Word for word, and without a single picture, repeat the entries.

§ Data about app and page elements
━━━━━━━━

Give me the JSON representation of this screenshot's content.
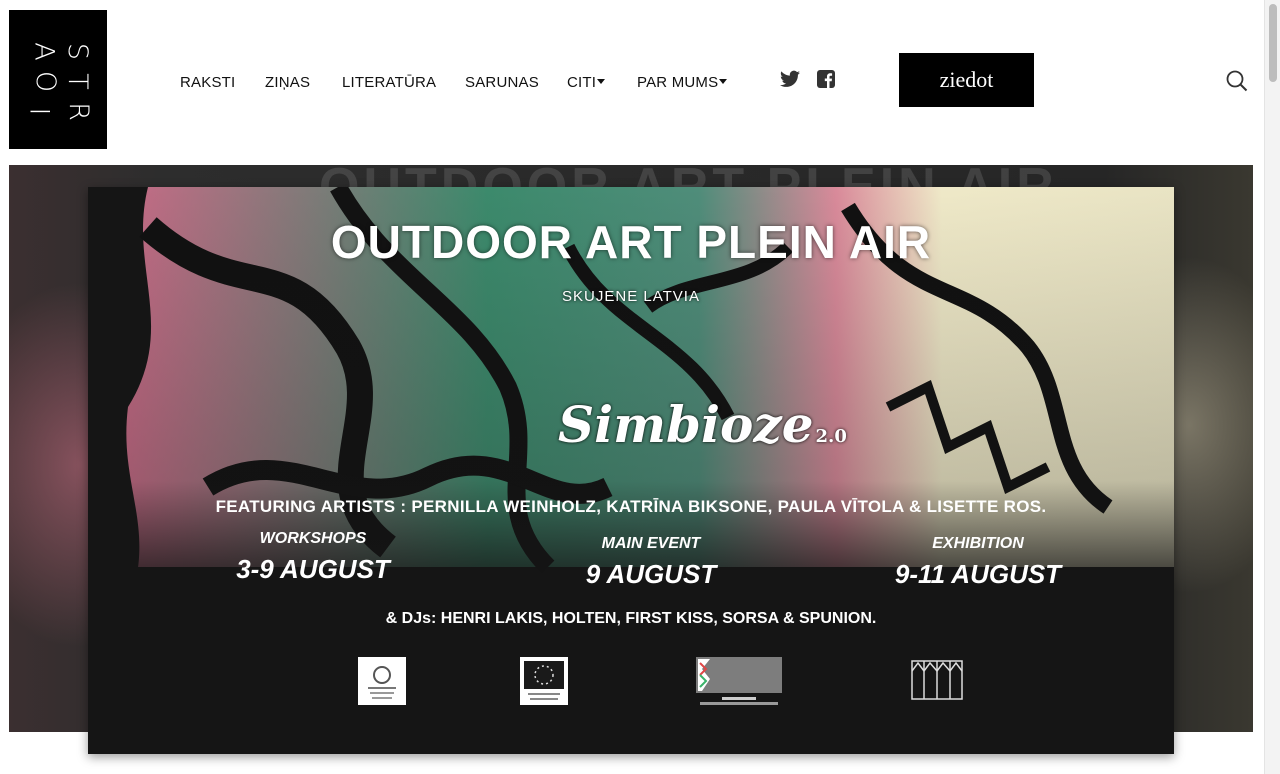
{
  "logo": {
    "letters": [
      "S",
      "T",
      "A",
      "O",
      "R",
      "I"
    ]
  },
  "nav": {
    "items": [
      {
        "label": "RAKSTI",
        "dropdown": false
      },
      {
        "label": "ZIŅAS",
        "dropdown": false
      },
      {
        "label": "LITERATŪRA",
        "dropdown": false
      },
      {
        "label": "SARUNAS",
        "dropdown": false
      },
      {
        "label": "CITI",
        "dropdown": true
      },
      {
        "label": "PAR MUMS",
        "dropdown": true
      }
    ]
  },
  "social": {
    "icons": [
      "twitter-icon",
      "facebook-icon"
    ]
  },
  "donate": {
    "label": "ziedot"
  },
  "search": {
    "icon": "search-icon"
  },
  "poster": {
    "title": "OUTDOOR ART PLEIN AIR",
    "subtitle": "SKUJENE LATVIA",
    "logo_text": "Simbioze",
    "logo_version": "2.0",
    "featuring": "FEATURING ARTISTS :  PERNILLA WEINHOLZ, KATRĪNA BIKSONE, PAULA VĪTOLA  & LISETTE ROS.",
    "events": [
      {
        "label": "WORKSHOPS",
        "date": "3-9 AUGUST"
      },
      {
        "label": "MAIN EVENT",
        "date": "9 AUGUST"
      },
      {
        "label": "EXHIBITION",
        "date": "9-11 AUGUST"
      }
    ],
    "djs": "& DJs: HENRI LAKIS, HOLTEN, FIRST KISS,  SORSA & SPUNION.",
    "sponsors": [
      {
        "name": "agency-emblem",
        "text": "Agency for International Programs for Youth Republic of Latvia"
      },
      {
        "name": "eu-flag",
        "text": "Funded by the European Union"
      },
      {
        "name": "vkkf-logo",
        "text": "STATE CULTURE CAPITAL FOUNDATION"
      },
      {
        "name": "house-logo",
        "text": ""
      }
    ]
  },
  "colors": {
    "accent": "#000000",
    "background": "#ffffff",
    "poster_bg": "#151515"
  }
}
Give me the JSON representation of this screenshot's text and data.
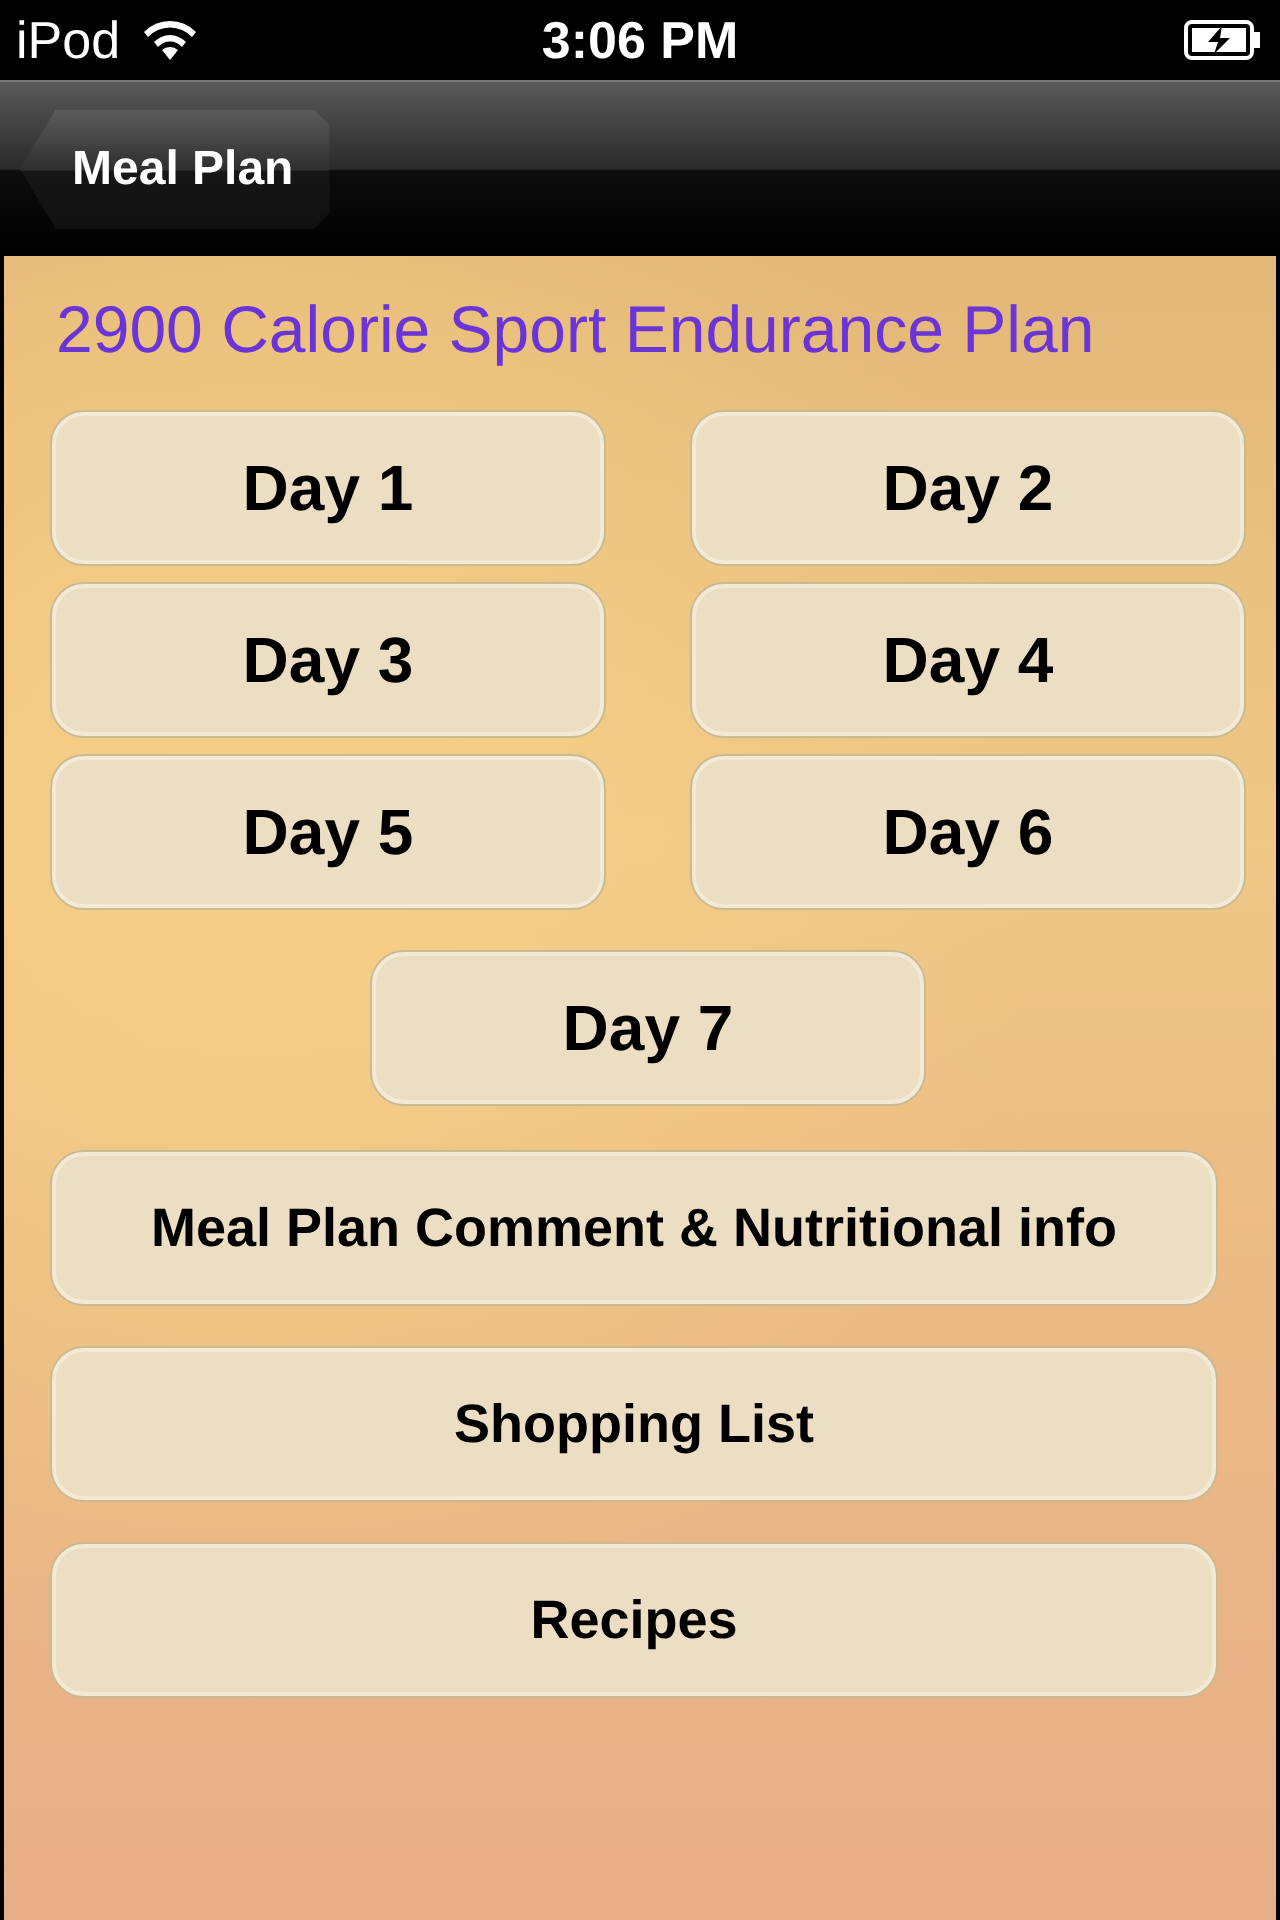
{
  "status_bar": {
    "carrier": "iPod",
    "time": "3:06 PM"
  },
  "nav_bar": {
    "back_button": "Meal Plan"
  },
  "title": "2900 Calorie Sport Endurance Plan",
  "days": [
    "Day 1",
    "Day 2",
    "Day 3",
    "Day 4",
    "Day 5",
    "Day 6",
    "Day 7"
  ],
  "actions": [
    "Meal Plan Comment & Nutritional info",
    "Shopping List",
    "Recipes"
  ]
}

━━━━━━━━

§ COMPLETED TASK
Give me the JSON representation of this screenshot's content.
{
  "logo": {
    "letters": [
      "S",
      "T",
      "A",
      "O",
      "R",
      "I"
    ]
  },
  "nav": {
    "items": [
      {
        "label": "RAKSTI",
        "dropdown": false
      },
      {
        "label": "ZIŅAS",
        "dropdown": false
      },
      {
        "label": "LITERATŪRA",
        "dropdown": false
      },
      {
        "label": "SARUNAS",
        "dropdown": false
      },
      {
        "label": "CITI",
        "dropdown": true
      },
      {
        "label": "PAR MUMS",
        "dropdown": true
      }
    ]
  },
  "social": {
    "icons": [
      "twitter-icon",
      "facebook-icon"
    ]
  },
  "donate": {
    "label": "ziedot"
  },
  "search": {
    "icon": "search-icon"
  },
  "poster": {
    "title": "OUTDOOR ART PLEIN AIR",
    "subtitle": "SKUJENE LATVIA",
    "logo_text": "Simbioze",
    "logo_version": "2.0",
    "featuring": "FEATURING ARTISTS :  PERNILLA WEINHOLZ, KATRĪNA BIKSONE, PAULA VĪTOLA  & LISETTE ROS.",
    "events": [
      {
        "label": "WORKSHOPS",
        "date": "3-9 AUGUST"
      },
      {
        "label": "MAIN EVENT",
        "date": "9 AUGUST"
      },
      {
        "label": "EXHIBITION",
        "date": "9-11 AUGUST"
      }
    ],
    "djs": "& DJs: HENRI LAKIS, HOLTEN, FIRST KISS,  SORSA & SPUNION.",
    "sponsors": [
      {
        "name": "agency-emblem",
        "text": "Agency for International Programs for Youth Republic of Latvia"
      },
      {
        "name": "eu-flag",
        "text": "Funded by the European Union"
      },
      {
        "name": "vkkf-logo",
        "text": "STATE CULTURE CAPITAL FOUNDATION"
      },
      {
        "name": "house-logo",
        "text": ""
      }
    ]
  },
  "colors": {
    "accent": "#000000",
    "background": "#ffffff",
    "poster_bg": "#151515"
  }
}
Give me the JSON representation of this screenshot's text and data.
{
  "status_bar": {
    "carrier": "iPod",
    "time": "3:06 PM"
  },
  "nav_bar": {
    "back_button": "Meal Plan"
  },
  "title": "2900 Calorie Sport Endurance Plan",
  "days": [
    "Day 1",
    "Day 2",
    "Day 3",
    "Day 4",
    "Day 5",
    "Day 6",
    "Day 7"
  ],
  "actions": [
    "Meal Plan Comment & Nutritional info",
    "Shopping List",
    "Recipes"
  ]
}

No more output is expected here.